The wavering interest raises questions as to whether Apple segued too closely into the realm of “cheap iPhones”, despite comments by Phil Schiller earlier this year that the company would stick to its premium approach. A budget device “will never be the future of Apple’s products” Schiller insisted back in January, pointing out that while the company may have 20-percent of the phone market, it also gets 75-percent of the profit, and would be unlikely to do anything to undermine that ratio.
Still, it’s also possible that Apple’s mistake was expecting a brand new – albeit effectively a redressed iPhone 5 – handset would do considerably better than the iPhone 4S did in 2012, when it was shifted from flagship position down to the mid-tier point. Numbers from Consumer Intelligence Research Partners indicate 64-percent of buyers opted for the iPhone 5s while 27-percent went for the iPhone 5c (9-percent opting for the iPhone 4S, now offered free on contract) this year.

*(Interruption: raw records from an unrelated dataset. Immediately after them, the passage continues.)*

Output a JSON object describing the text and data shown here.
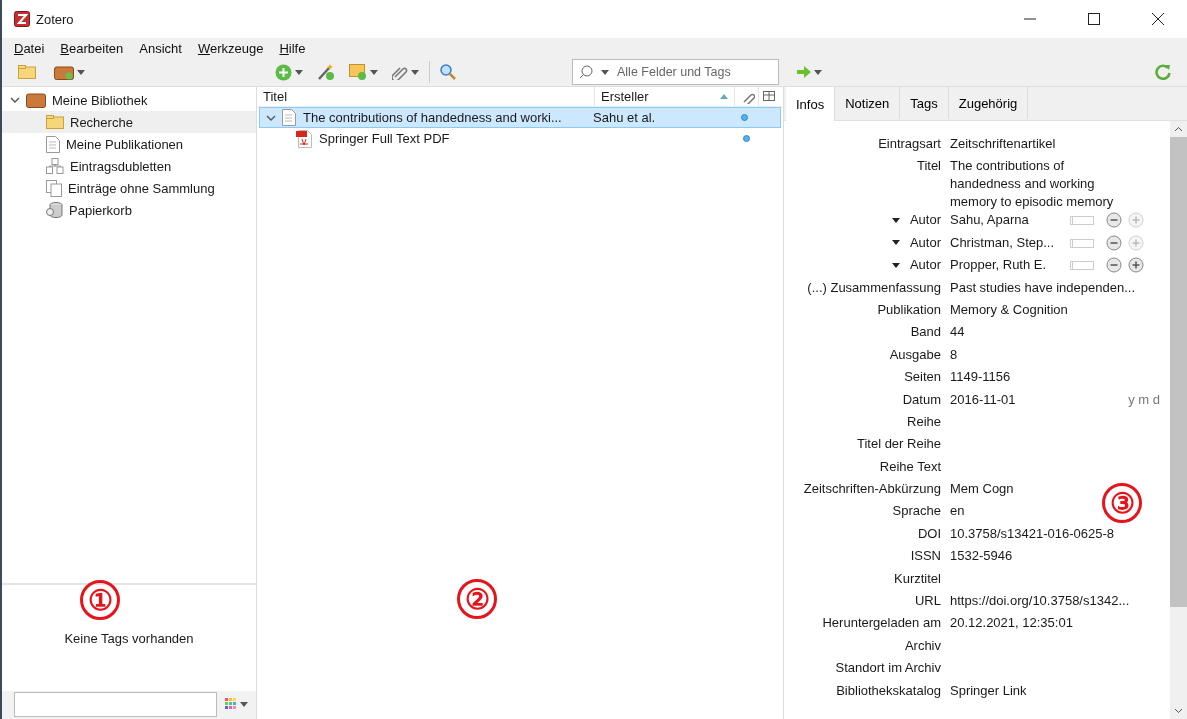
{
  "window": {
    "title": "Zotero"
  },
  "menu": [
    {
      "label": "Datei",
      "mnemonic": true
    },
    {
      "label": "Bearbeiten",
      "mnemonic": true
    },
    {
      "label": "Ansicht",
      "mnemonic": false
    },
    {
      "label": "Werkzeuge",
      "mnemonic": true
    },
    {
      "label": "Hilfe",
      "mnemonic": true
    }
  ],
  "search": {
    "placeholder": "Alle Felder und Tags"
  },
  "collections": {
    "label": "Meine Bibliothek",
    "expanded": true,
    "selected": false,
    "children": [
      {
        "label": "Recherche",
        "kind": "folder",
        "selected": true
      },
      {
        "label": "Meine Publikationen",
        "kind": "page",
        "selected": false
      },
      {
        "label": "Eintragsdubletten",
        "kind": "duplicates",
        "selected": false
      },
      {
        "label": "Einträge ohne Sammlung",
        "kind": "pages",
        "selected": false
      },
      {
        "label": "Papierkorb",
        "kind": "trash",
        "selected": false
      }
    ]
  },
  "tags": {
    "message": "Keine Tags vorhanden"
  },
  "items": {
    "columns": [
      "Titel",
      "Ersteller"
    ],
    "rows": [
      {
        "title": "The contributions of handedness and worki...",
        "creator": "Sahu et al.",
        "kind": "article",
        "expanded": true,
        "selected": true,
        "children": [
          {
            "title": "Springer Full Text PDF",
            "kind": "pdf",
            "selected": false
          }
        ]
      }
    ]
  },
  "item_tabs": [
    {
      "label": "Infos",
      "selected": true
    },
    {
      "label": "Notizen",
      "selected": false
    },
    {
      "label": "Tags",
      "selected": false
    },
    {
      "label": "Zugehörig",
      "selected": false
    }
  ],
  "fields": [
    {
      "kind": "field",
      "label": "Eintragsart",
      "value": "Zeitschriftenartikel"
    },
    {
      "kind": "field",
      "label": "Titel",
      "value": "The contributions of handedness and working memory to episodic memory"
    },
    {
      "kind": "author",
      "label": "Autor",
      "value": "Sahu, Aparna",
      "add_enabled": false
    },
    {
      "kind": "author",
      "label": "Autor",
      "value": "Christman, Step...",
      "add_enabled": false
    },
    {
      "kind": "author",
      "label": "Autor",
      "value": "Propper, Ruth E.",
      "add_enabled": true
    },
    {
      "kind": "field",
      "label": "(...) Zusammenfassung",
      "value": "Past studies have independen..."
    },
    {
      "kind": "field",
      "label": "Publikation",
      "value": "Memory & Cognition"
    },
    {
      "kind": "field",
      "label": "Band",
      "value": "44"
    },
    {
      "kind": "field",
      "label": "Ausgabe",
      "value": "8"
    },
    {
      "kind": "field",
      "label": "Seiten",
      "value": "1149-1156"
    },
    {
      "kind": "date",
      "label": "Datum",
      "value": "2016-11-01",
      "hint": "y m d"
    },
    {
      "kind": "field",
      "label": "Reihe"
    },
    {
      "kind": "field",
      "label": "Titel der Reihe"
    },
    {
      "kind": "field",
      "label": "Reihe Text"
    },
    {
      "kind": "field",
      "label": "Zeitschriften-Abkürzung",
      "value": "Mem Cogn"
    },
    {
      "kind": "field",
      "label": "Sprache",
      "value": "en"
    },
    {
      "kind": "field",
      "label": "DOI",
      "value": "10.3758/s13421-016-0625-8"
    },
    {
      "kind": "field",
      "label": "ISSN",
      "value": "1532-5946"
    },
    {
      "kind": "field",
      "label": "Kurztitel"
    },
    {
      "kind": "field",
      "label": "URL",
      "value": "https://doi.org/10.3758/s1342..."
    },
    {
      "kind": "field",
      "label": "Heruntergeladen am",
      "value": "20.12.2021, 12:35:01"
    },
    {
      "kind": "field",
      "label": "Archiv"
    },
    {
      "kind": "field",
      "label": "Standort im Archiv"
    },
    {
      "kind": "field",
      "label": "Bibliothekskatalog",
      "value": "Springer Link"
    }
  ],
  "annotations": [
    "①",
    "②",
    "③"
  ]
}
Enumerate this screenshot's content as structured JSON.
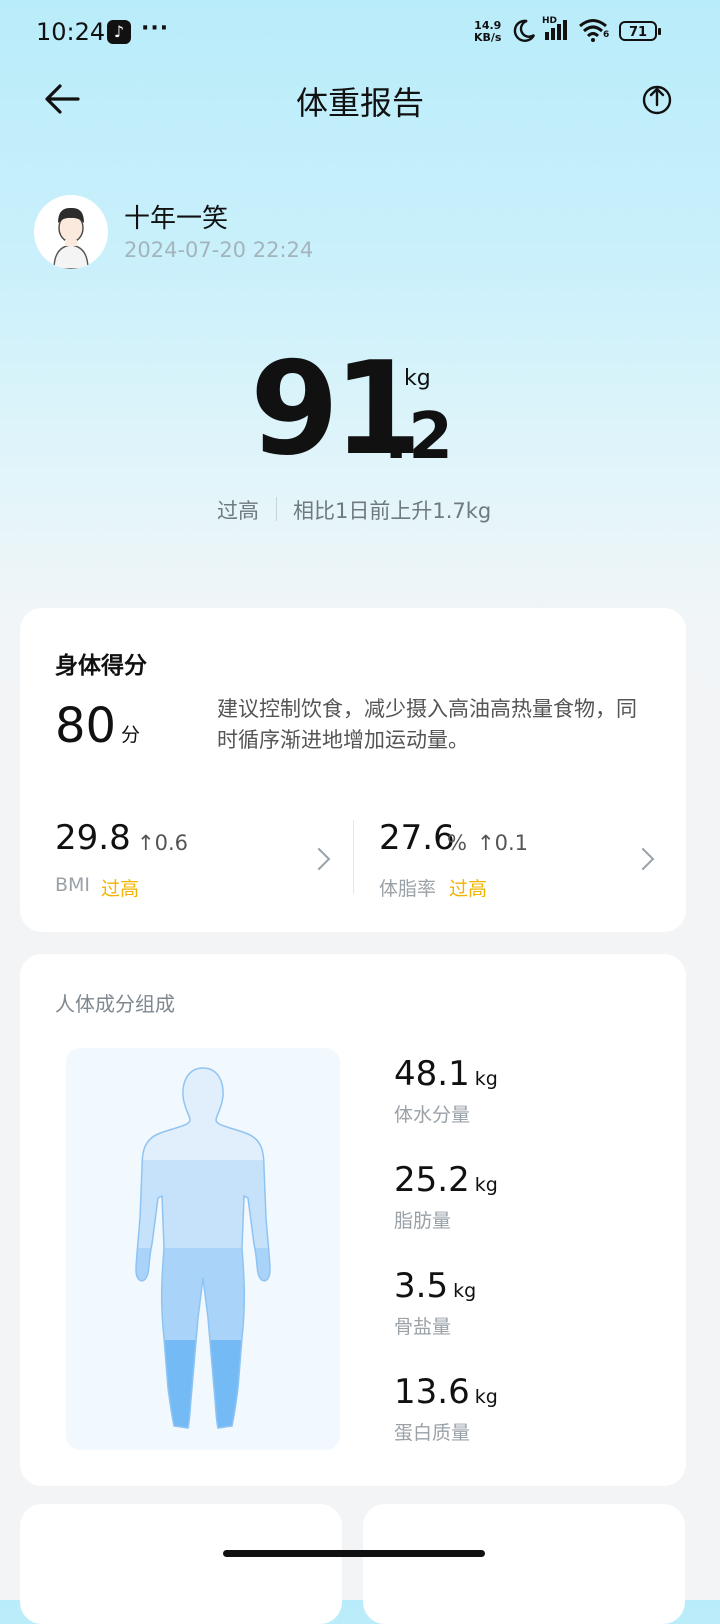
{
  "status": {
    "time": "10:24",
    "net_speed_top": "14.9",
    "net_speed_bottom": "KB/s",
    "signal": "HD",
    "wifi": "6",
    "battery": "71"
  },
  "header": {
    "title": "体重报告"
  },
  "user": {
    "name": "十年一笑",
    "datetime": "2024-07-20 22:24"
  },
  "weight": {
    "integer": "91",
    "decimal": ".2",
    "unit": "kg",
    "status": "过高",
    "comparison": "相比1日前上升1.7kg"
  },
  "score": {
    "title": "身体得分",
    "value": "80",
    "unit": "分",
    "advice": "建议控制饮食，减少摄入高油高热量食物，同时循序渐进地增加运动量。",
    "bmi": {
      "value": "29.8",
      "delta": "↑0.6",
      "label": "BMI",
      "status": "过高"
    },
    "body_fat": {
      "value": "27.6",
      "unit": "%",
      "delta": "↑0.1",
      "label": "体脂率",
      "status": "过高"
    }
  },
  "composition": {
    "title": "人体成分组成",
    "items": [
      {
        "value": "48.1",
        "unit": "kg",
        "label": "体水分量"
      },
      {
        "value": "25.2",
        "unit": "kg",
        "label": "脂肪量"
      },
      {
        "value": "3.5",
        "unit": "kg",
        "label": "骨盐量"
      },
      {
        "value": "13.6",
        "unit": "kg",
        "label": "蛋白质量"
      }
    ]
  },
  "colors": {
    "accent_warning": "#f3b300",
    "figure_light": "#d9ebfb",
    "figure_mid": "#b6dafb",
    "figure_dark": "#76bdf7"
  }
}
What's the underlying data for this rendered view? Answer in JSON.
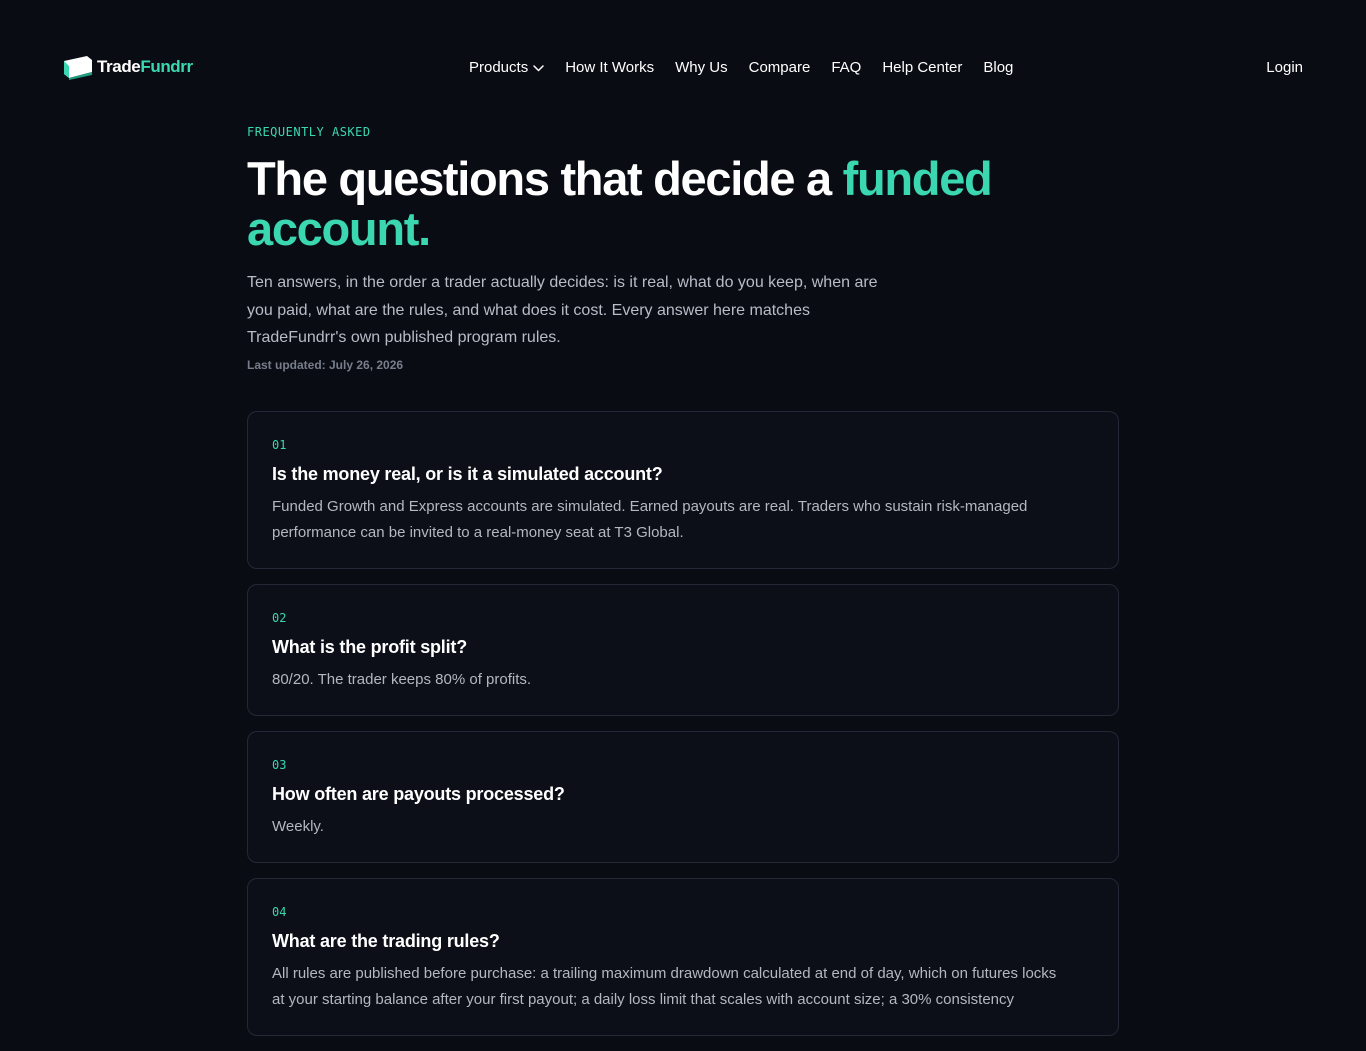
{
  "brand": {
    "name_part1": "Trade",
    "name_part2": "Fundrr",
    "accent_color": "#3ad7b1"
  },
  "nav": {
    "items": [
      {
        "label": "Products",
        "icon": "chevron-down-icon"
      },
      {
        "label": "How It Works"
      },
      {
        "label": "Why Us"
      },
      {
        "label": "Compare"
      },
      {
        "label": "FAQ"
      },
      {
        "label": "Help Center"
      },
      {
        "label": "Blog"
      }
    ],
    "login": "Login"
  },
  "hero": {
    "eyebrow": "FREQUENTLY ASKED",
    "title_main": "The questions that decide a ",
    "title_accent": "funded account.",
    "intro": "Ten answers, in the order a trader actually decides: is it real, what do you keep, when are you paid, what are the rules, and what does it cost. Every answer here matches TradeFundrr's own published program rules.",
    "updated": "Last updated: July 26, 2026"
  },
  "faq": [
    {
      "num": "01",
      "question": "Is the money real, or is it a simulated account?",
      "answer": "Funded Growth and Express accounts are simulated. Earned payouts are real. Traders who sustain risk-managed performance can be invited to a real-money seat at T3 Global."
    },
    {
      "num": "02",
      "question": "What is the profit split?",
      "answer": "80/20. The trader keeps 80% of profits."
    },
    {
      "num": "03",
      "question": "How often are payouts processed?",
      "answer": "Weekly."
    },
    {
      "num": "04",
      "question": "What are the trading rules?",
      "answer": "All rules are published before purchase: a trailing maximum drawdown calculated at end of day, which on futures locks at your starting balance after your first payout; a daily loss limit that scales with account size; a 30% consistency"
    }
  ],
  "colors": {
    "background": "#0a0c13",
    "card_background": "#0c0f18",
    "card_border": "#232836",
    "text_primary": "#ffffff",
    "text_muted": "#b8bcc7",
    "accent": "#3ad7b1"
  }
}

In 2012, however, the analysts say 68-percent of the early sales were for the iPhone 5, with 23-percent opting for the $99-on-contract iPhone 4S, and 9-percent for the free-on-contract iPhone 4. The iPhone 5c seems to have done a little better than the iPhone 4S did last year, but not significantly so, suggesting that Apple’s expectations that the market would want color were over-ambitious.